## [Assignment]
Print the full listing exactly.

## [Provided entries]

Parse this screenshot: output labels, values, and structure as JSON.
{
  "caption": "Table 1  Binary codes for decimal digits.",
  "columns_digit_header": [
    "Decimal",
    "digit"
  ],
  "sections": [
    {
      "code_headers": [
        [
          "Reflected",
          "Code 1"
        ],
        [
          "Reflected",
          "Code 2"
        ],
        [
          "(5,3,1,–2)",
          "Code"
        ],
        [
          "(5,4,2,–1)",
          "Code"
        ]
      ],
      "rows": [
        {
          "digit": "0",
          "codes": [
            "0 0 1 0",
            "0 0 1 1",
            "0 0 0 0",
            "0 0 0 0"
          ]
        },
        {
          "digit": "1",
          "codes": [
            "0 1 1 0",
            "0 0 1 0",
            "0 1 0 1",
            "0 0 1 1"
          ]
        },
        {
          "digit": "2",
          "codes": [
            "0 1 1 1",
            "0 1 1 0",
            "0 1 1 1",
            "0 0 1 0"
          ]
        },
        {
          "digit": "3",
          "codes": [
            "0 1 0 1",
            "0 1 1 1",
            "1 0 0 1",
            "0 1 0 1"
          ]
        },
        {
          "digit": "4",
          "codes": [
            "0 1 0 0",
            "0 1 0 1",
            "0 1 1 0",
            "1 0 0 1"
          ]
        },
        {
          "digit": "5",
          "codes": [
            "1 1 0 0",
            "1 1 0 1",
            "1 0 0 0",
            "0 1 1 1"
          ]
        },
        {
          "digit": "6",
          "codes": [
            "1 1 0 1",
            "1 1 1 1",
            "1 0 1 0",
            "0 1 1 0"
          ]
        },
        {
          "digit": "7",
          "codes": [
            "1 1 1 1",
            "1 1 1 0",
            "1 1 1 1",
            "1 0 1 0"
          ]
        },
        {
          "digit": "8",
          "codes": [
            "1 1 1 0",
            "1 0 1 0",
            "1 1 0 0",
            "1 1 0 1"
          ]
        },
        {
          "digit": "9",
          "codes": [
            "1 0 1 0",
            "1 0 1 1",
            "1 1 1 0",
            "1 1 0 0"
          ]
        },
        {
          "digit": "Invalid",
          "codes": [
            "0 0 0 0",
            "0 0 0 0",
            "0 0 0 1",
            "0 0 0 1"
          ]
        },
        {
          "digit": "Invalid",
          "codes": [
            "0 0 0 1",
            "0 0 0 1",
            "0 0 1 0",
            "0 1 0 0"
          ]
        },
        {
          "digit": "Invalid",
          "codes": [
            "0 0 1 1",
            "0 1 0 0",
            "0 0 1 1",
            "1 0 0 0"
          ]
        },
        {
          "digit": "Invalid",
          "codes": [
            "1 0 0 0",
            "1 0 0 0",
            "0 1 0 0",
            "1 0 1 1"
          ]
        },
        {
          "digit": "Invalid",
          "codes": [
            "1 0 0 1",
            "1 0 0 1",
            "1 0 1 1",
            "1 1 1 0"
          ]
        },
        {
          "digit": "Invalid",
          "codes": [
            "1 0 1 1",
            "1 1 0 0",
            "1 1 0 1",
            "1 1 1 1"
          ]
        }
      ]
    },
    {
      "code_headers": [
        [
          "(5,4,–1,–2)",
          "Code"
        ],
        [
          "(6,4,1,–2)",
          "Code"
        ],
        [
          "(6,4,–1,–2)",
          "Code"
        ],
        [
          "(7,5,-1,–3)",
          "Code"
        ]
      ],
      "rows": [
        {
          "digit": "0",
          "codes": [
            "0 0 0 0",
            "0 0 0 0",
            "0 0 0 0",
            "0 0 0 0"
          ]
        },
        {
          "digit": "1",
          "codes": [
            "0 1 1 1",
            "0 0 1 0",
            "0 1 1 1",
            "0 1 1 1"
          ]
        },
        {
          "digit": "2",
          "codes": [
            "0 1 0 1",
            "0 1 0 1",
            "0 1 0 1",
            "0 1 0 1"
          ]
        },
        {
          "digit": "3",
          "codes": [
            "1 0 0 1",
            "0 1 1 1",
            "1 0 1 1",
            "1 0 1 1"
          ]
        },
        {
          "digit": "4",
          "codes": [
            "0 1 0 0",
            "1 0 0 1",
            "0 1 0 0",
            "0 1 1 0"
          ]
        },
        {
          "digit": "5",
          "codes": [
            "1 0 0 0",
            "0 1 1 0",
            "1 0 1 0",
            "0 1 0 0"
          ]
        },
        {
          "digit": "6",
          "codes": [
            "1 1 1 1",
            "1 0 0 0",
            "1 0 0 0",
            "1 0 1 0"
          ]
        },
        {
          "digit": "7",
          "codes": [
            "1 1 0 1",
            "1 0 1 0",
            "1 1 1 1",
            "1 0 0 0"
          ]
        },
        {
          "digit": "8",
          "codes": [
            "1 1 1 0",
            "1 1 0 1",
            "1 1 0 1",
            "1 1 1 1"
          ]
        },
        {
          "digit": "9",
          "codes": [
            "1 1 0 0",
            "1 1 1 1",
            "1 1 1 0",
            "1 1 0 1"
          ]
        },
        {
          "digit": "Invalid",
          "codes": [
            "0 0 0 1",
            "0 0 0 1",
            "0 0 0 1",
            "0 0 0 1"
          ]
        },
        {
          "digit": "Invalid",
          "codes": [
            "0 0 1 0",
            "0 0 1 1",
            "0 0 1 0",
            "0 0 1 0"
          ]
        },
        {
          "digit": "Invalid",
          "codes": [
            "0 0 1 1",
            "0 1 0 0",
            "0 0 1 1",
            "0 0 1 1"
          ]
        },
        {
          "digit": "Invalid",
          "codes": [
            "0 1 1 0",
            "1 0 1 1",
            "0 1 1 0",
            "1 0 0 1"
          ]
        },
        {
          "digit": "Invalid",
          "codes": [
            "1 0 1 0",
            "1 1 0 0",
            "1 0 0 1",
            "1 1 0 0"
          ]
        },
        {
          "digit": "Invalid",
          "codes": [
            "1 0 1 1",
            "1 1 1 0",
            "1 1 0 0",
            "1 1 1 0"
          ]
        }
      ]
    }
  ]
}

## [Answer box]
Parse this screenshot: output labels, values, and structure as JSON.
{
  "caption": "Table 1  Binary codes for decimal digits.",
  "columns_digit_header": [
    "Decimal",
    "digit"
  ],
  "sections": [
    {
      "code_headers": [
        [
          "Reflected",
          "Code 1"
        ],
        [
          "Reflected",
          "Code 2"
        ],
        [
          "(5,3,1,–2)",
          "Code"
        ],
        [
          "(5,4,2,–1)",
          "Code"
        ]
      ],
      "rows": [
        {
          "digit": "0",
          "codes": [
            "0 0 1 0",
            "0 0 1 1",
            "0 0 0 0",
            "0 0 0 0"
          ]
        },
        {
          "digit": "1",
          "codes": [
            "0 1 1 0",
            "0 0 1 0",
            "0 1 0 1",
            "0 0 1 1"
          ]
        },
        {
          "digit": "2",
          "codes": [
            "0 1 1 1",
            "0 1 1 0",
            "0 1 1 1",
            "0 0 1 0"
          ]
        },
        {
          "digit": "3",
          "codes": [
            "0 1 0 1",
            "0 1 1 1",
            "1 0 0 1",
            "0 1 0 1"
          ]
        },
        {
          "digit": "4",
          "codes": [
            "0 1 0 0",
            "0 1 0 1",
            "0 1 1 0",
            "1 0 0 1"
          ]
        },
        {
          "digit": "5",
          "codes": [
            "1 1 0 0",
            "1 1 0 1",
            "1 0 0 0",
            "0 1 1 1"
          ]
        },
        {
          "digit": "6",
          "codes": [
            "1 1 0 1",
            "1 1 1 1",
            "1 0 1 0",
            "0 1 1 0"
          ]
        },
        {
          "digit": "7",
          "codes": [
            "1 1 1 1",
            "1 1 1 0",
            "1 1 1 1",
            "1 0 1 0"
          ]
        },
        {
          "digit": "8",
          "codes": [
            "1 1 1 0",
            "1 0 1 0",
            "1 1 0 0",
            "1 1 0 1"
          ]
        },
        {
          "digit": "9",
          "codes": [
            "1 0 1 0",
            "1 0 1 1",
            "1 1 1 0",
            "1 1 0 0"
          ]
        },
        {
          "digit": "Invalid",
          "codes": [
            "0 0 0 0",
            "0 0 0 0",
            "0 0 0 1",
            "0 0 0 1"
          ]
        },
        {
          "digit": "Invalid",
          "codes": [
            "0 0 0 1",
            "0 0 0 1",
            "0 0 1 0",
            "0 1 0 0"
          ]
        },
        {
          "digit": "Invalid",
          "codes": [
            "0 0 1 1",
            "0 1 0 0",
            "0 0 1 1",
            "1 0 0 0"
          ]
        },
        {
          "digit": "Invalid",
          "codes": [
            "1 0 0 0",
            "1 0 0 0",
            "0 1 0 0",
            "1 0 1 1"
          ]
        },
        {
          "digit": "Invalid",
          "codes": [
            "1 0 0 1",
            "1 0 0 1",
            "1 0 1 1",
            "1 1 1 0"
          ]
        },
        {
          "digit": "Invalid",
          "codes": [
            "1 0 1 1",
            "1 1 0 0",
            "1 1 0 1",
            "1 1 1 1"
          ]
        }
      ]
    },
    {
      "code_headers": [
        [
          "(5,4,–1,–2)",
          "Code"
        ],
        [
          "(6,4,1,–2)",
          "Code"
        ],
        [
          "(6,4,–1,–2)",
          "Code"
        ],
        [
          "(7,5,-1,–3)",
          "Code"
        ]
      ],
      "rows": [
        {
          "digit": "0",
          "codes": [
            "0 0 0 0",
            "0 0 0 0",
            "0 0 0 0",
            "0 0 0 0"
          ]
        },
        {
          "digit": "1",
          "codes": [
            "0 1 1 1",
            "0 0 1 0",
            "0 1 1 1",
            "0 1 1 1"
          ]
        },
        {
          "digit": "2",
          "codes": [
            "0 1 0 1",
            "0 1 0 1",
            "0 1 0 1",
            "0 1 0 1"
          ]
        },
        {
          "digit": "3",
          "codes": [
            "1 0 0 1",
            "0 1 1 1",
            "1 0 1 1",
            "1 0 1 1"
          ]
        },
        {
          "digit": "4",
          "codes": [
            "0 1 0 0",
            "1 0 0 1",
            "0 1 0 0",
            "0 1 1 0"
          ]
        },
        {
          "digit": "5",
          "codes": [
            "1 0 0 0",
            "0 1 1 0",
            "1 0 1 0",
            "0 1 0 0"
          ]
        },
        {
          "digit": "6",
          "codes": [
            "1 1 1 1",
            "1 0 0 0",
            "1 0 0 0",
            "1 0 1 0"
          ]
        },
        {
          "digit": "7",
          "codes": [
            "1 1 0 1",
            "1 0 1 0",
            "1 1 1 1",
            "1 0 0 0"
          ]
        },
        {
          "digit": "8",
          "codes": [
            "1 1 1 0",
            "1 1 0 1",
            "1 1 0 1",
            "1 1 1 1"
          ]
        },
        {
          "digit": "9",
          "codes": [
            "1 1 0 0",
            "1 1 1 1",
            "1 1 1 0",
            "1 1 0 1"
          ]
        },
        {
          "digit": "Invalid",
          "codes": [
            "0 0 0 1",
            "0 0 0 1",
            "0 0 0 1",
            "0 0 0 1"
          ]
        },
        {
          "digit": "Invalid",
          "codes": [
            "0 0 1 0",
            "0 0 1 1",
            "0 0 1 0",
            "0 0 1 0"
          ]
        },
        {
          "digit": "Invalid",
          "codes": [
            "0 0 1 1",
            "0 1 0 0",
            "0 0 1 1",
            "0 0 1 1"
          ]
        },
        {
          "digit": "Invalid",
          "codes": [
            "0 1 1 0",
            "1 0 1 1",
            "0 1 1 0",
            "1 0 0 1"
          ]
        },
        {
          "digit": "Invalid",
          "codes": [
            "1 0 1 0",
            "1 1 0 0",
            "1 0 0 1",
            "1 1 0 0"
          ]
        },
        {
          "digit": "Invalid",
          "codes": [
            "1 0 1 1",
            "1 1 1 0",
            "1 1 0 0",
            "1 1 1 0"
          ]
        }
      ]
    }
  ]
}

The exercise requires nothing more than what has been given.